WHY THIS MIGHT BENEFIT CONSUMERS
For one, AT&T’s scale could allow for one of, if not the, cheaper streaming services out there. Sling TV costs $20 a month, and you barely get basic cable for that, and the difference between a internet/TV and just-internet package might not even be $20 anyway. But now, as the Verge‘s Ben Popper wrote, younger consumers that want more than just the network channels and ESPN can get more in a quality bundle. “That would mean that instead of paying $14.99 a month for HBO Now or about $16 a month for NBA League Pass, they might get HBO, basketball from TNT, news from CNN, and a library of films from Warner Bros. for a single monthly fee,” Popper posits. And of course, if your phone as AT&T, you can stream all that from wherever.
WHY THIS COULD BE BAD FOR CONSUMERS
Well, if you don’t have an AT&T phone and but you don’t want to pay the sticker price, or even if you do want to pay sticker price, for HBO or NBA League Pass (which is part of Turner, which Time Warner owns). For instance, if you have Verizon, you can watch the NFL for free on your phone. If you don’t, too bad, even if you have FiOS at your house.
This could conceivably happen with all Time Warner’s content, and that could cause major first world problems.
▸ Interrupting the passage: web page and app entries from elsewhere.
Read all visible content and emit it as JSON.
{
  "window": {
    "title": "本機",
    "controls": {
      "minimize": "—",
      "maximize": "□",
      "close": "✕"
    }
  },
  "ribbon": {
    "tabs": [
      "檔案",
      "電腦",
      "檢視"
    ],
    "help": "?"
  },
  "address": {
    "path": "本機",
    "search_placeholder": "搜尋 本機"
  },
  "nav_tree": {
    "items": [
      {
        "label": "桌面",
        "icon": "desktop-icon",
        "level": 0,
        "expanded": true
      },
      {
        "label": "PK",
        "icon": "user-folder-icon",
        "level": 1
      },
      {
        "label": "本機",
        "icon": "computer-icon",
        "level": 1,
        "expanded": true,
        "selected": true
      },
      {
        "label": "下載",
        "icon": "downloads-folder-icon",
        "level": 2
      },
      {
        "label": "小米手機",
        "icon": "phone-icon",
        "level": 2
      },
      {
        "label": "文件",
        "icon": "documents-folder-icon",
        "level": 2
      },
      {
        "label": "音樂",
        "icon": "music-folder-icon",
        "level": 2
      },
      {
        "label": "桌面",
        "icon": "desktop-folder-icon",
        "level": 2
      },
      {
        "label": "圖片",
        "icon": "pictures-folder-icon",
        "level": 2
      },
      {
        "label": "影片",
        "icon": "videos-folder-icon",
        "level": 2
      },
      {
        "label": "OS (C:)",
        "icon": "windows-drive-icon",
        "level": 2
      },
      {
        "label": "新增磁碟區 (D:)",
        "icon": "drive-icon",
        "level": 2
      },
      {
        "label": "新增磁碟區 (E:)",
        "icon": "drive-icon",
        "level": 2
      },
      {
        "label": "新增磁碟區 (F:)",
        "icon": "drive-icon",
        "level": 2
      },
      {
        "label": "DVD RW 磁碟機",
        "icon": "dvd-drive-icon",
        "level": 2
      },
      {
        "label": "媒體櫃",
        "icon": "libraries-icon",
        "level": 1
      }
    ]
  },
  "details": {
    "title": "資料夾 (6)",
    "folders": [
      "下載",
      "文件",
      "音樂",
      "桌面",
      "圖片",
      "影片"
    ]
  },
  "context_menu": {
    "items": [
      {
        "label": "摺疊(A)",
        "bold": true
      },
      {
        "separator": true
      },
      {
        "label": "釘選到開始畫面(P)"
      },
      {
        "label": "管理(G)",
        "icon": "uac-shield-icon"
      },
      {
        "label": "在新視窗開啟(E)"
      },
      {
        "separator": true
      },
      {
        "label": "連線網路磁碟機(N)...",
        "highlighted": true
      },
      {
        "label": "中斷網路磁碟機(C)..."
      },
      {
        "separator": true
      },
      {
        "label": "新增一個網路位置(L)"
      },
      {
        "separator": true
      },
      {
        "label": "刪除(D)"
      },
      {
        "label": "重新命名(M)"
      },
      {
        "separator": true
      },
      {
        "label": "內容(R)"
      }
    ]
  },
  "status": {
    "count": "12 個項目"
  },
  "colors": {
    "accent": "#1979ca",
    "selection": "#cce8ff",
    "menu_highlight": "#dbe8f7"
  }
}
Also, such exclusivity and scale could stifle new entries into the steaming marketplace, as Netflix and Verizon would probably feel they need to match AT&T with some acquisitions of their own, and then there would be little market share for anyone else.